Would you count the lines below that contain the string "JSON" and reply with that number only?

*** Working data

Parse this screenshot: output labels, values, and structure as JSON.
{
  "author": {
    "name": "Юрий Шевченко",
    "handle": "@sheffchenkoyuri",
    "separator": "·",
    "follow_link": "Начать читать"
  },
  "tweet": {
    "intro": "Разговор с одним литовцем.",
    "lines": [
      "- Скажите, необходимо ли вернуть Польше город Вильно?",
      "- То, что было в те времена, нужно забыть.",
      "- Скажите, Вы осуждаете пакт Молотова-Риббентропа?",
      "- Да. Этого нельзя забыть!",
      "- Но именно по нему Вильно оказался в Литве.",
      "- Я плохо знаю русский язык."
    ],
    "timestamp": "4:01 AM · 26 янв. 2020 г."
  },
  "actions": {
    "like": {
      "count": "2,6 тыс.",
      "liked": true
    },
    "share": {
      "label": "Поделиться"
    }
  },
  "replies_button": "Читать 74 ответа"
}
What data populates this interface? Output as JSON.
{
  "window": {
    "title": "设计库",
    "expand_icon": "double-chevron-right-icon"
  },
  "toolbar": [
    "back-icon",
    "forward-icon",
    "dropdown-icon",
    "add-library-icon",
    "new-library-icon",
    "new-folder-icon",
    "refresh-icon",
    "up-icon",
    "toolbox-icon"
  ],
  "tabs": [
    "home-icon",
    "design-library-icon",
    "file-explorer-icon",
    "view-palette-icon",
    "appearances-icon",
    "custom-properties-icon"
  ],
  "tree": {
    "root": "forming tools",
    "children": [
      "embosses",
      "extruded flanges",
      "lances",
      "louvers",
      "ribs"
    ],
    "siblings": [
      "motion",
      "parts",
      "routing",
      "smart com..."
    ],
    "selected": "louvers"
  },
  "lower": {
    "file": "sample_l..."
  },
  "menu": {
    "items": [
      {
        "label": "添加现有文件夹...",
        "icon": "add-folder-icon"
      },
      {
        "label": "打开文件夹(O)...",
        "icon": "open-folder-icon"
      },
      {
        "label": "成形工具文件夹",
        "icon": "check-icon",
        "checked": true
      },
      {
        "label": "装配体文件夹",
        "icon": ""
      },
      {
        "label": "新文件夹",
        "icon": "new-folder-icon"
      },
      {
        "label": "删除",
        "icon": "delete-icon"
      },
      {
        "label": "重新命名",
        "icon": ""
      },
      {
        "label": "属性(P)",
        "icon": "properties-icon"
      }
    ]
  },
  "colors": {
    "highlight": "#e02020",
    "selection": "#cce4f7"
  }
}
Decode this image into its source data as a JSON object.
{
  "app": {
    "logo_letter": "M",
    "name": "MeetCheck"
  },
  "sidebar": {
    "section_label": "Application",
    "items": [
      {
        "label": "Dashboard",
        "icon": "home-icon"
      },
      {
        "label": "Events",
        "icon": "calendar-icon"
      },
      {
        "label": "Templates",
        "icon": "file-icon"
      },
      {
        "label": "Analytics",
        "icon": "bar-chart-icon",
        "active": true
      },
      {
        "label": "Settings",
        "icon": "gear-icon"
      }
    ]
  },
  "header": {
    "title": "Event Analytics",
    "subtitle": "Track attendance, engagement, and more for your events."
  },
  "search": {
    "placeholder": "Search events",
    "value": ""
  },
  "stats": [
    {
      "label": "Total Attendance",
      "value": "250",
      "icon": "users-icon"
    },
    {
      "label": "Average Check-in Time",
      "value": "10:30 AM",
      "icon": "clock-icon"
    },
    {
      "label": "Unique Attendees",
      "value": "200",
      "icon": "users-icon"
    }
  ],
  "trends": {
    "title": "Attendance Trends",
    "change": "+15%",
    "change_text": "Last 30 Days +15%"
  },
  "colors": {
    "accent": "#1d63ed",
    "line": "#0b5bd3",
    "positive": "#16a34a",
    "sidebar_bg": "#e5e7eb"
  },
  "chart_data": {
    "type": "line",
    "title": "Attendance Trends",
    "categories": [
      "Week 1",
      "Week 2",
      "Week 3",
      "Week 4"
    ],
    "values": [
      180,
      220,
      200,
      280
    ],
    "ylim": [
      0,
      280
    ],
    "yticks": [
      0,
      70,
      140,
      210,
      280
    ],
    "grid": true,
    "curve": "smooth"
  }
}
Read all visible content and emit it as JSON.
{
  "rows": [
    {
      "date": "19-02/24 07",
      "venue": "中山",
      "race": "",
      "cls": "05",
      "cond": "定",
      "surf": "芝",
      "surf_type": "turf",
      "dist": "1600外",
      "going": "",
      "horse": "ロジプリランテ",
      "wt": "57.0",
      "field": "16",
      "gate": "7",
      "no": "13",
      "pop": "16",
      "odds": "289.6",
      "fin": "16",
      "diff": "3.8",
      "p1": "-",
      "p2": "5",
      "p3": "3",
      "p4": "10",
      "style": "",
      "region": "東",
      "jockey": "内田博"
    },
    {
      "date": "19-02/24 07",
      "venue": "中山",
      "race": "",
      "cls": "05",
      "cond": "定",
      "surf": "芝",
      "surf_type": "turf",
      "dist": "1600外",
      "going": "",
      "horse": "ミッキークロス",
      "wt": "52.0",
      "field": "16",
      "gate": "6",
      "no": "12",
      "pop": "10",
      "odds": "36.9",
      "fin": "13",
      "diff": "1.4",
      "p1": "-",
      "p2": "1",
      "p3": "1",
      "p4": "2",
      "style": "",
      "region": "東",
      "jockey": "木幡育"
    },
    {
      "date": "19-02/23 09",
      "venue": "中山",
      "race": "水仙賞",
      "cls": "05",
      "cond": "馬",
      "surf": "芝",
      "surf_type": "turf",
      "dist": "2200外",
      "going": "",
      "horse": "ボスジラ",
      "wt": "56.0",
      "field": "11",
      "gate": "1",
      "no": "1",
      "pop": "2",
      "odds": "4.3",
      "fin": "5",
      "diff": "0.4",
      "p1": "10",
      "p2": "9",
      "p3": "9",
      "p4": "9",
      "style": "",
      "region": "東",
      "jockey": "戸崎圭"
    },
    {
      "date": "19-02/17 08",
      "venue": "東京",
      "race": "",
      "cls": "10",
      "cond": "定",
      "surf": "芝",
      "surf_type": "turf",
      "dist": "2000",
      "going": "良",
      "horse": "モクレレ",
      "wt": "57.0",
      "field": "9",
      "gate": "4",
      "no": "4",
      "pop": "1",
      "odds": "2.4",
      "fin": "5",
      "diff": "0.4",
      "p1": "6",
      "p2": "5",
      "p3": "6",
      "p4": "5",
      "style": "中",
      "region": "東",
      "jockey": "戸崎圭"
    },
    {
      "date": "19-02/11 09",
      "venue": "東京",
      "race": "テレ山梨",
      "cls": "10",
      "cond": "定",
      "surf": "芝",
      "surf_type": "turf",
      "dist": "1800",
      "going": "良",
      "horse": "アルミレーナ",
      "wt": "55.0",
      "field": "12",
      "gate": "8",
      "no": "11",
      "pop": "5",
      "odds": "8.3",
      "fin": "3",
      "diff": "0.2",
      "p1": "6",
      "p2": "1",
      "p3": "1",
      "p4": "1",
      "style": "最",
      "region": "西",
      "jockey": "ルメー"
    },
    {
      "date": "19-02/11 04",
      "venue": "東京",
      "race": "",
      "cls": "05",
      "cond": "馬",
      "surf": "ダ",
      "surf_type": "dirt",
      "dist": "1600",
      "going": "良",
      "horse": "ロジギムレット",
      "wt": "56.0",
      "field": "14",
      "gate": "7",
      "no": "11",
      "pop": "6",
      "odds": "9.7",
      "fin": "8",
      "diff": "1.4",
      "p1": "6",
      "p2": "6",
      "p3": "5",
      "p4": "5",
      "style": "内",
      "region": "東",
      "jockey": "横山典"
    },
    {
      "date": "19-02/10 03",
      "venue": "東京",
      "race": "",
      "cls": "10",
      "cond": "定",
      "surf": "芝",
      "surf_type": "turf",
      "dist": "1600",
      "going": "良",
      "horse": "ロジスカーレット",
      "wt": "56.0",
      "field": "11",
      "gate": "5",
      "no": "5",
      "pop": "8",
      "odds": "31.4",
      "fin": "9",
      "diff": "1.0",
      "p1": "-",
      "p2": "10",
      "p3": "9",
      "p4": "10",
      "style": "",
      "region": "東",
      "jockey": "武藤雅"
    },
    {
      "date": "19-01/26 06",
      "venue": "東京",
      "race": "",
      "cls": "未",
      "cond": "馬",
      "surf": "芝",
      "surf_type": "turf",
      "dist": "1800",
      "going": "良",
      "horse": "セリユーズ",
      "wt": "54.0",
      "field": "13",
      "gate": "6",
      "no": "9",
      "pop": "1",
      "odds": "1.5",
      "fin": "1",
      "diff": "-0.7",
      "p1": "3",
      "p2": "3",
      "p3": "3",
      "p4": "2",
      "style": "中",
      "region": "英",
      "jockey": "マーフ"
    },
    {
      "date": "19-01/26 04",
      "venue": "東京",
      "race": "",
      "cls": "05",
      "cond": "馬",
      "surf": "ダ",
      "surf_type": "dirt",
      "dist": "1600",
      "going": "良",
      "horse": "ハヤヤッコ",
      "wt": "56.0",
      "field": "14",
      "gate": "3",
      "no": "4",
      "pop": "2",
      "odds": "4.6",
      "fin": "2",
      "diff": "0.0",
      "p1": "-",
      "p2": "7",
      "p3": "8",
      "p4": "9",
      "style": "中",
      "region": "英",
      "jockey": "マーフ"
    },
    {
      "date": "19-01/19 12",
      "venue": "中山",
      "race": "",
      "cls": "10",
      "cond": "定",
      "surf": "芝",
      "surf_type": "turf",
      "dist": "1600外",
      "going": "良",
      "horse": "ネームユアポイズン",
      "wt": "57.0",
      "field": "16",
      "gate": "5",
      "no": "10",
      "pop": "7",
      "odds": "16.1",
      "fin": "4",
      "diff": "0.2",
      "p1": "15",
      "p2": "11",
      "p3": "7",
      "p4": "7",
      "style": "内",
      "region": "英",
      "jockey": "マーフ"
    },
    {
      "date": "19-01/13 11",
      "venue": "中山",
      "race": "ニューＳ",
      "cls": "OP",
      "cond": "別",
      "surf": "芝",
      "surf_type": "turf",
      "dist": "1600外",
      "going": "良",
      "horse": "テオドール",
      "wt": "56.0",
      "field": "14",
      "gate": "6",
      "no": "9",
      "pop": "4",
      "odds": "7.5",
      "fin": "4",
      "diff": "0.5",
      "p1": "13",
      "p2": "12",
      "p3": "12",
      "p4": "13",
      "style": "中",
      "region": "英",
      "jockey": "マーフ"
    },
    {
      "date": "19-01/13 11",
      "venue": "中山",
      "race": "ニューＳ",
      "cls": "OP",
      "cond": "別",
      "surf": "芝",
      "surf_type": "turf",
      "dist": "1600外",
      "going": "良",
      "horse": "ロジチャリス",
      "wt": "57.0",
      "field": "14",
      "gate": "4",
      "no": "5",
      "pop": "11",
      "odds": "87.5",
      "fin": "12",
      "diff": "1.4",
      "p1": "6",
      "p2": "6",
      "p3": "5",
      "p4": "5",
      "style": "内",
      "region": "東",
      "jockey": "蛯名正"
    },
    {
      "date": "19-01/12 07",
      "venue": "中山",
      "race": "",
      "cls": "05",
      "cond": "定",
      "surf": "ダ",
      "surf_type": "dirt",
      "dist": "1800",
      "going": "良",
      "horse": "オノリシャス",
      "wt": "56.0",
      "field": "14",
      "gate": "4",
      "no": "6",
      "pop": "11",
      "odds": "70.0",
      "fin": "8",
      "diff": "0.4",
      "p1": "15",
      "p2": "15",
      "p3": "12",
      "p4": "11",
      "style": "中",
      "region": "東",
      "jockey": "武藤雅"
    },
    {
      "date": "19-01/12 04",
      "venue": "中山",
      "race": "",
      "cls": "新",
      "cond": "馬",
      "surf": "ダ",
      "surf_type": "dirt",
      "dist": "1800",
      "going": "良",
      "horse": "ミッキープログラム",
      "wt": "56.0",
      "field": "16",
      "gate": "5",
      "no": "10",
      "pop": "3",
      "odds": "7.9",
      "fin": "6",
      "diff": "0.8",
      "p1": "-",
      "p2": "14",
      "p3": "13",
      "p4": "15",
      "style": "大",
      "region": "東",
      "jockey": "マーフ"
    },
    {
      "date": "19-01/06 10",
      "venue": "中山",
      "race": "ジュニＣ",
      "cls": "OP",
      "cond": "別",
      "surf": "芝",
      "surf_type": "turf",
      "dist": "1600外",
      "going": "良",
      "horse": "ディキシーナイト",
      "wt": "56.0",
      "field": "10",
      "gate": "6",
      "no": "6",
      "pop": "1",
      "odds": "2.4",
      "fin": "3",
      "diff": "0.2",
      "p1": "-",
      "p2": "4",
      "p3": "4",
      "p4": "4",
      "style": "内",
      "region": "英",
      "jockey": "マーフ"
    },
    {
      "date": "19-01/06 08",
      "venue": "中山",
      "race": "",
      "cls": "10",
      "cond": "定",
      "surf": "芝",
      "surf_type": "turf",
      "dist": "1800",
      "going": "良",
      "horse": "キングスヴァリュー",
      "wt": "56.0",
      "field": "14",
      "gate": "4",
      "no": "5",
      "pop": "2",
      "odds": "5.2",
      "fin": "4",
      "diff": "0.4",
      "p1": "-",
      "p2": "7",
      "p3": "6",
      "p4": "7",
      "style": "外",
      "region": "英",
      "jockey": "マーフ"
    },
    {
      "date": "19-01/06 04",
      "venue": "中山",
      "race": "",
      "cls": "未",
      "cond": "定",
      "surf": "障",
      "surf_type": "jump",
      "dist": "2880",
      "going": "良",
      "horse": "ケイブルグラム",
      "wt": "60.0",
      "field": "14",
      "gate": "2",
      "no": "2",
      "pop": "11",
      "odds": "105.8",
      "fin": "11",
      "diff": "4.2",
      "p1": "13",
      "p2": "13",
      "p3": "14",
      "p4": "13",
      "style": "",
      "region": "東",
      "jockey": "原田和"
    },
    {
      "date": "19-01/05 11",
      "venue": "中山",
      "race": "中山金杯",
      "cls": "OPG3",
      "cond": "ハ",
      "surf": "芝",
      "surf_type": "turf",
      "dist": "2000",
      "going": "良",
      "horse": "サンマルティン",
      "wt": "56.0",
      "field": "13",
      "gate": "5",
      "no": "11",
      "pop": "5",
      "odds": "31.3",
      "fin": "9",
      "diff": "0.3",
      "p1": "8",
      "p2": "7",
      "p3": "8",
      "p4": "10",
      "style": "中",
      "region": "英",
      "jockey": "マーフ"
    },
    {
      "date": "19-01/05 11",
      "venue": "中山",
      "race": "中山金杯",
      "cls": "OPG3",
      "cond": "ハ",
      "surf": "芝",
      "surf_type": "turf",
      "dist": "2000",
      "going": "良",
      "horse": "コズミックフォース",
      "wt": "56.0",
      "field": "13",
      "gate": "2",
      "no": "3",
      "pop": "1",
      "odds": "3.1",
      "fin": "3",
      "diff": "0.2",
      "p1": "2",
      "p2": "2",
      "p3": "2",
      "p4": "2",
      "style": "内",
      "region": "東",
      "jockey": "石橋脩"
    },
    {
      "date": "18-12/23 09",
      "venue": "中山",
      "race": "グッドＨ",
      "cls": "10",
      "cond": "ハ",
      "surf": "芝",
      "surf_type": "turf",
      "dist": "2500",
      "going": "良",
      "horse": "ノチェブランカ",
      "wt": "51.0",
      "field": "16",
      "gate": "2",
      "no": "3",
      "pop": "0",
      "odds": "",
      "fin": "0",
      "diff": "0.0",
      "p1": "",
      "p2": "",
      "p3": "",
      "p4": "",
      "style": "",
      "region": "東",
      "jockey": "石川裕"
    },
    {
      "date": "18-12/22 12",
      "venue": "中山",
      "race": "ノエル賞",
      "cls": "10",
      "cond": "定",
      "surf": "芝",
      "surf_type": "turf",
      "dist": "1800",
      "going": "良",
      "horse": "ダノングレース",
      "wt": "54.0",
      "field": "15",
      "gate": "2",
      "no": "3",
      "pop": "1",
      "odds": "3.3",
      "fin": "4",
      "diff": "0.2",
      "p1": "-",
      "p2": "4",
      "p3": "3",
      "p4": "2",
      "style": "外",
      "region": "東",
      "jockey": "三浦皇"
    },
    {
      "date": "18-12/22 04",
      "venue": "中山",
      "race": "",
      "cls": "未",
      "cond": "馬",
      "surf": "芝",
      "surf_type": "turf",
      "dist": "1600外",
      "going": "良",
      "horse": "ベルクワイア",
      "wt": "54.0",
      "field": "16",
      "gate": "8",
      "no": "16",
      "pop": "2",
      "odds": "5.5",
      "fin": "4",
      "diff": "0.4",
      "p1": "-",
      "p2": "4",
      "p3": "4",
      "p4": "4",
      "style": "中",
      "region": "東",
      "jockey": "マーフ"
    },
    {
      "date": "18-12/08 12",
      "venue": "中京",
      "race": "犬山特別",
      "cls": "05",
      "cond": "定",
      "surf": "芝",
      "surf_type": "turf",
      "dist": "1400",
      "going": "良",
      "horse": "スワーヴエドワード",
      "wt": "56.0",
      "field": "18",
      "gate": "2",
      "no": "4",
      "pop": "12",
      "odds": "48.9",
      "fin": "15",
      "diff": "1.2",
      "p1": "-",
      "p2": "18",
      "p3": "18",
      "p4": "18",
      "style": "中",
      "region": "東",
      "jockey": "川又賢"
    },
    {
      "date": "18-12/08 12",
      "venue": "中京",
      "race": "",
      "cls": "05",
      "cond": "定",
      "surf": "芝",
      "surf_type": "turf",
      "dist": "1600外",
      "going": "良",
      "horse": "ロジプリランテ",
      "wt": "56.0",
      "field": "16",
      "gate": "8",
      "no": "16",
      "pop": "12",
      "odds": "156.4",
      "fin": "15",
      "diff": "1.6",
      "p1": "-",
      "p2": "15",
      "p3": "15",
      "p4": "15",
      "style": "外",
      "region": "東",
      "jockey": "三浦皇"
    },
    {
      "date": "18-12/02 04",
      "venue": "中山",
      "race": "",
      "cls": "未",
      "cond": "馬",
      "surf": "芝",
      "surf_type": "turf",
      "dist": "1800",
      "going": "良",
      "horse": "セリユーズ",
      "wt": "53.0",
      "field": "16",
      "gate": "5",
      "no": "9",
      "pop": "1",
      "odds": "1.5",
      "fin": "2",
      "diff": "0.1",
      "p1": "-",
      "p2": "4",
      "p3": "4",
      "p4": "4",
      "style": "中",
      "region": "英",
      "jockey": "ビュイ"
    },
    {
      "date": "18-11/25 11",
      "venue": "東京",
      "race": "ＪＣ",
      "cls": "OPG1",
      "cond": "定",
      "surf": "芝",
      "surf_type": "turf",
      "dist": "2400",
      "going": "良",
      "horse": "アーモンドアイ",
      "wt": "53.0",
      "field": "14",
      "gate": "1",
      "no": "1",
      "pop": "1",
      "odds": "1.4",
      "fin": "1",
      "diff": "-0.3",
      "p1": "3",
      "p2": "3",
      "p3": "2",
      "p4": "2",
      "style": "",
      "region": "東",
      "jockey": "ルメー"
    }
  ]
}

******

Answer for the task:
4